Daily Agenda: The Week Ahead, September 19 – 23, 2016

The Federal Reserve and Bank of Japan make hotly awaited monetary policy statements; World Bank hosts panels on pensions and financial inclusion.


Monday, September 19: The World Bank holds its seventh Global Pension and Savings Conference in Washington. A report last month by the Pew Charitable Trusts estimated the shortfall among individual U.S. states to exceed $1 trillion.

Tuesday, September 20: Memphis-based global shipping and logistics company FedEx Corp. releases fiscal first-quarter financial results after market close. The company, whose stock is considered a bellwether for the overall economy, has beaten consensus analyst estimates for three consecutive quarters. Many analysts expect that a stabilizing macro environment over the three-month period ending in August was positive for the delivery firm’s bottom line. One potential dark cloud on FedEx’s horizon is the recent move by Amazon.com to operate its own air fleet.

Wednesday, September 21: The Global Symposium on Innovative Financial Inclusion, organized by the World Bank and Bank Negara Malaysia, gets underway in Kuala Lumpur. Global monetary and fiscal policy leaders, as well as private sector players, will discuss ways to bring the estimated 2 billion adults worldwide who are excluded from the worldwide financial system. Among the topics discussed will be the impact of mobile phone banking on monetary infrastructure in the developing world.

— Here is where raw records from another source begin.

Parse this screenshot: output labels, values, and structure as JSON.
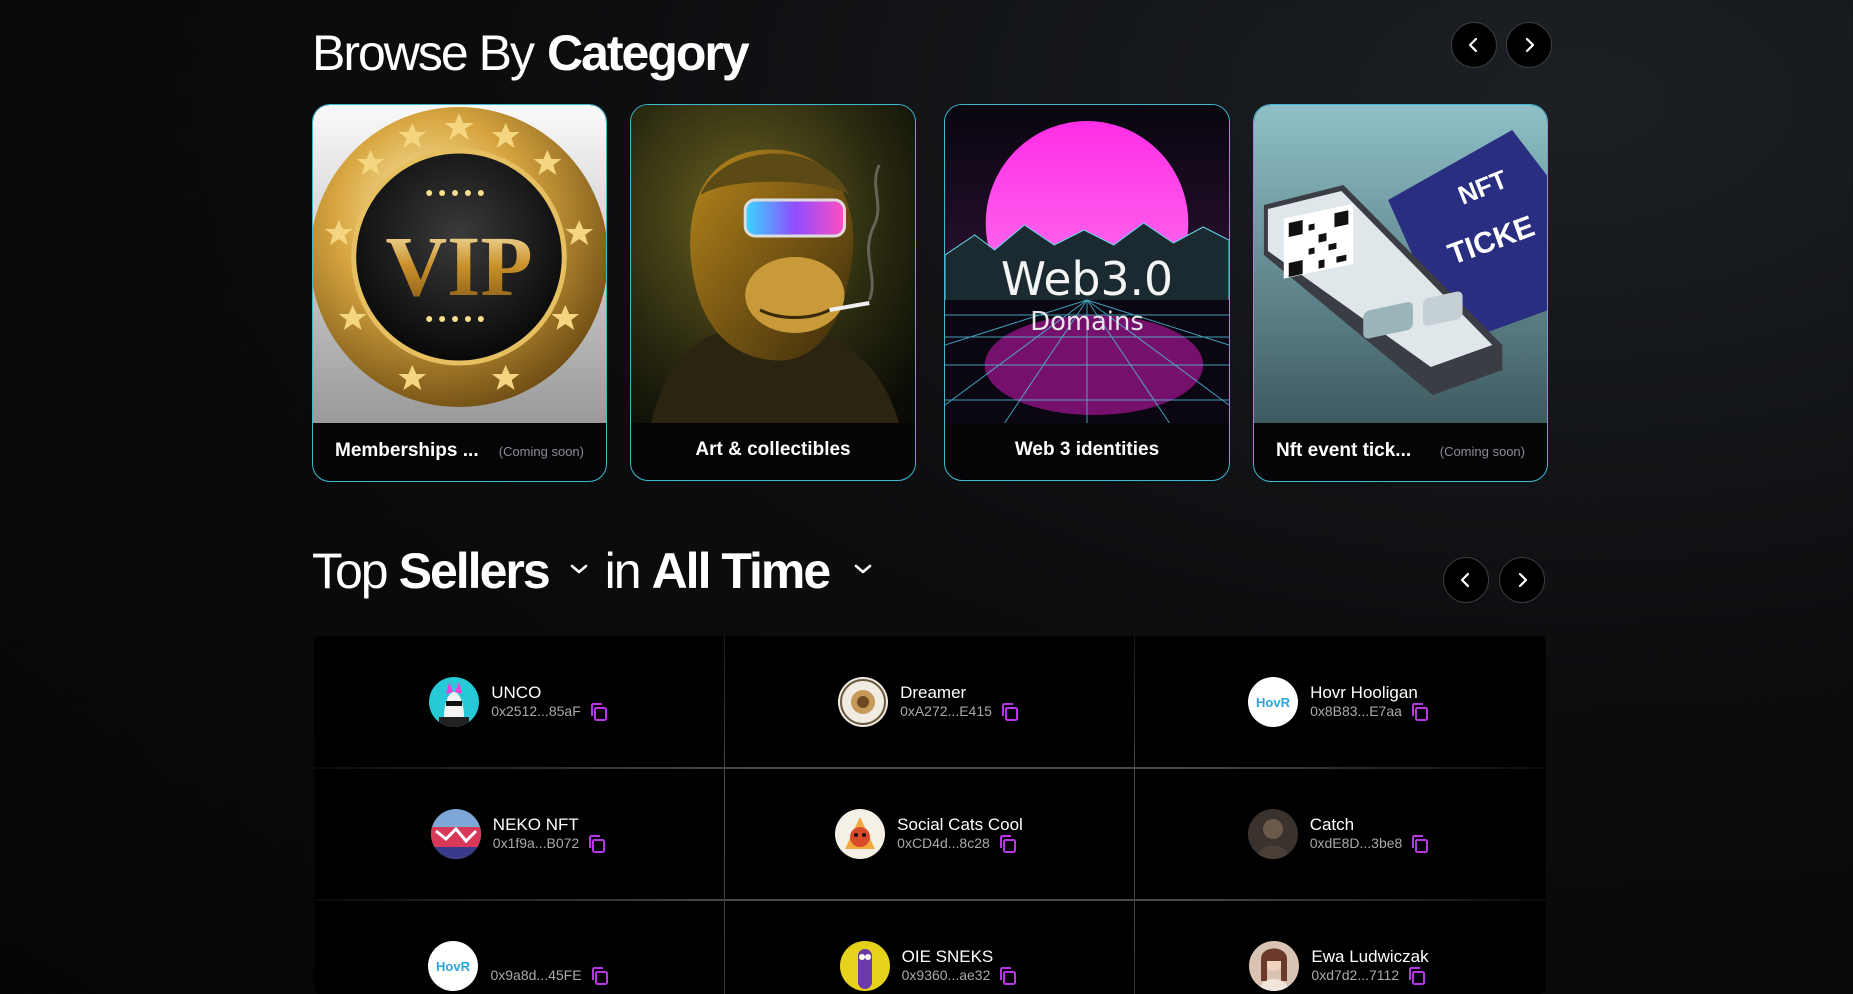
{
  "browse": {
    "title_light": "Browse By",
    "title_bold": "Category",
    "prev_label": "‹",
    "next_label": "›",
    "categories": [
      {
        "label": "Memberships ...",
        "badge": "(Coming soon)",
        "image": "vip-coin-image"
      },
      {
        "label": "Art & collectibles",
        "badge": "",
        "image": "ape-art-image"
      },
      {
        "label": "Web 3 identities",
        "badge": "",
        "image": "web3-domains-image"
      },
      {
        "label": "Nft event tick...",
        "badge": "(Coming soon)",
        "image": "event-ticket-image"
      }
    ],
    "web3_image_text": "Web3.0",
    "web3_image_subtext": "Domains",
    "ticket_image_text": "TICKE",
    "ticket_image_text2": "NFT"
  },
  "sellers": {
    "title_light": "Top",
    "title_bold": "Sellers",
    "in_label": "in",
    "period_bold": "All Time",
    "sellers": [
      {
        "name": "UNCO",
        "address": "0x2512...85aF"
      },
      {
        "name": "Dreamer",
        "address": "0xA272...E415"
      },
      {
        "name": "Hovr Hooligan",
        "address": "0x8B83...E7aa"
      },
      {
        "name": "NEKO NFT",
        "address": "0x1f9a...B072"
      },
      {
        "name": "Social Cats Cool",
        "address": "0xCD4d...8c28"
      },
      {
        "name": "Catch",
        "address": "0xdE8D...3be8"
      },
      {
        "name": "",
        "address": "0x9a8d...45FE"
      },
      {
        "name": "OIE SNEKS",
        "address": "0x9360...ae32"
      },
      {
        "name": "Ewa Ludwiczak",
        "address": "0xd7d2...7112"
      }
    ],
    "hovr_logo_text": "HovR"
  },
  "colors": {
    "accent_border": "#3fb8d2",
    "copy_icon": "#b935e8",
    "background": "#0c0d0f"
  }
}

Wednesday, September 21: Both the Bank of Japan and the U.S. Federal Reserve are making monetary policy statements. While derivatives markets linked to interest rates suggest that the majority of investors expect no action from Fed Chair Janet Yellen and her fellow members of the Federal Open Market Committee just yet, opinions are mixed on what the Bank of Japan has in store. Some analysts have noted that Haruhiko Kuroda, governor of the Japanese central bank, and his colleagues may be tempted to announce an expansion of its quantitative easing program in part to offset the risk of a surprise tightening in the U.S. This past week Yasutoshi Nishimura, a senior economic advisor to Prime Minister Shinzo Abe, defended the use of negative interest rates as a positive catalyst for growth after comments in public by senior executives at banks that have suffered severe margin compression as a result.

Thursday, September 22: The National Association of Realtors releases data on U.S. existing homes sales. Expectations are for a strong showing, despite a slip in July when the annualized pace of transactions declined by 3.2 percent to a projected 5.39 million. Many property analysts concede, however, that the market may have hit a saturation point with key markets showing signs of softening in recent months. Last week the California Association of Realtors reported a 2.2 percent year-over-year contraction in single-family home sales.

Friday, September 23: For decades, city leaders in Las Vegas have worked to broaden the appeal of the desert oasis town beyond gambling, nightly concerts by maturing pop stars and all-you-can-eat buffets. This past week, the Southern Nevada Tourism Infrastructure Committee gave the nod to $750 million of funding toward a stadium for the new home of the National Football League franchise presently known as the Oakland Raiders. In the meantime, food lovers and music aficionados can sate themselves with the Life is Beautiful festival, a three-day festival featuring works by local and international artists; stands with food by celebrity chefs, and three days of concerts. Headliners on the 2016 include electronic act Major Lazer and U.K. indie-folk group Mumford & Sons. (Of note to Institutional Investor’s readers: The father of Mumford banjoist Winston Marshall is Paul Marshall, cofounder of $22 billion London-based hedge fund firm Marshall Wace).